[About this exercise] Can you restate the records below word for word?

Start of Exercise material

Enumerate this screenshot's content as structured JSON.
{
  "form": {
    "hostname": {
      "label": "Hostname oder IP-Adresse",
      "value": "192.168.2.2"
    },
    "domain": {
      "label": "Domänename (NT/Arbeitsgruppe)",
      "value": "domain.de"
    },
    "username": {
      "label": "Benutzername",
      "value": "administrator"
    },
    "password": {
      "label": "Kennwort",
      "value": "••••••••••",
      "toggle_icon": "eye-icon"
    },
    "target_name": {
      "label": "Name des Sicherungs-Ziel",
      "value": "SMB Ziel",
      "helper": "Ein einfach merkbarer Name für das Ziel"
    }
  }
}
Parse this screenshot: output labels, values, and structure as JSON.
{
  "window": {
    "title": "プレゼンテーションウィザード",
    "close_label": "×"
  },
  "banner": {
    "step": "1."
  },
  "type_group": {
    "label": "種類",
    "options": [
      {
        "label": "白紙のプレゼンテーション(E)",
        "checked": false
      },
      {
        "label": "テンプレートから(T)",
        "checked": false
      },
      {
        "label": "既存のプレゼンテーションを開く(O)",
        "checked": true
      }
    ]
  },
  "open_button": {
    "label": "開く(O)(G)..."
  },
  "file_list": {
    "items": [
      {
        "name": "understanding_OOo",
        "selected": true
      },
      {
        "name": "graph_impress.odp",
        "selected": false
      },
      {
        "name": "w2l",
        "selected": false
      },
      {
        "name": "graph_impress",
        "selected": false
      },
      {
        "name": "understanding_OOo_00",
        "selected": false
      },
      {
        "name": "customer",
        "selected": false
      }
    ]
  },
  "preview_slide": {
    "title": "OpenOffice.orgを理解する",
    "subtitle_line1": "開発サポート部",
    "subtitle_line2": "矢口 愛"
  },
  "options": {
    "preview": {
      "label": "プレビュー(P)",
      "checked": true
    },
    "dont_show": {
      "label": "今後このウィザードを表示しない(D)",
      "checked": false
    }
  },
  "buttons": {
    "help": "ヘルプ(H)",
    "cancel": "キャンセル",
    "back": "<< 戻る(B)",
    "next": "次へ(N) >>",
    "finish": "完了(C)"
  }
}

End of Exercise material

[Answer to the problem]
Enumerate this screenshot's content as structured JSON.
{
  "form": {
    "hostname": {
      "label": "Hostname oder IP-Adresse",
      "value": "192.168.2.2"
    },
    "domain": {
      "label": "Domänename (NT/Arbeitsgruppe)",
      "value": "domain.de"
    },
    "username": {
      "label": "Benutzername",
      "value": "administrator"
    },
    "password": {
      "label": "Kennwort",
      "value": "••••••••••",
      "toggle_icon": "eye-icon"
    },
    "target_name": {
      "label": "Name des Sicherungs-Ziel",
      "value": "SMB Ziel",
      "helper": "Ein einfach merkbarer Name für das Ziel"
    }
  }
}
Parse this screenshot: output labels, values, and structure as JSON.
{
  "window": {
    "title": "プレゼンテーションウィザード",
    "close_label": "×"
  },
  "banner": {
    "step": "1."
  },
  "type_group": {
    "label": "種類",
    "options": [
      {
        "label": "白紙のプレゼンテーション(E)",
        "checked": false
      },
      {
        "label": "テンプレートから(T)",
        "checked": false
      },
      {
        "label": "既存のプレゼンテーションを開く(O)",
        "checked": true
      }
    ]
  },
  "open_button": {
    "label": "開く(O)(G)..."
  },
  "file_list": {
    "items": [
      {
        "name": "understanding_OOo",
        "selected": true
      },
      {
        "name": "graph_impress.odp",
        "selected": false
      },
      {
        "name": "w2l",
        "selected": false
      },
      {
        "name": "graph_impress",
        "selected": false
      },
      {
        "name": "understanding_OOo_00",
        "selected": false
      },
      {
        "name": "customer",
        "selected": false
      }
    ]
  },
  "preview_slide": {
    "title": "OpenOffice.orgを理解する",
    "subtitle_line1": "開発サポート部",
    "subtitle_line2": "矢口 愛"
  },
  "options": {
    "preview": {
      "label": "プレビュー(P)",
      "checked": true
    },
    "dont_show": {
      "label": "今後このウィザードを表示しない(D)",
      "checked": false
    }
  },
  "buttons": {
    "help": "ヘルプ(H)",
    "cancel": "キャンセル",
    "back": "<< 戻る(B)",
    "next": "次へ(N) >>",
    "finish": "完了(C)"
  }
}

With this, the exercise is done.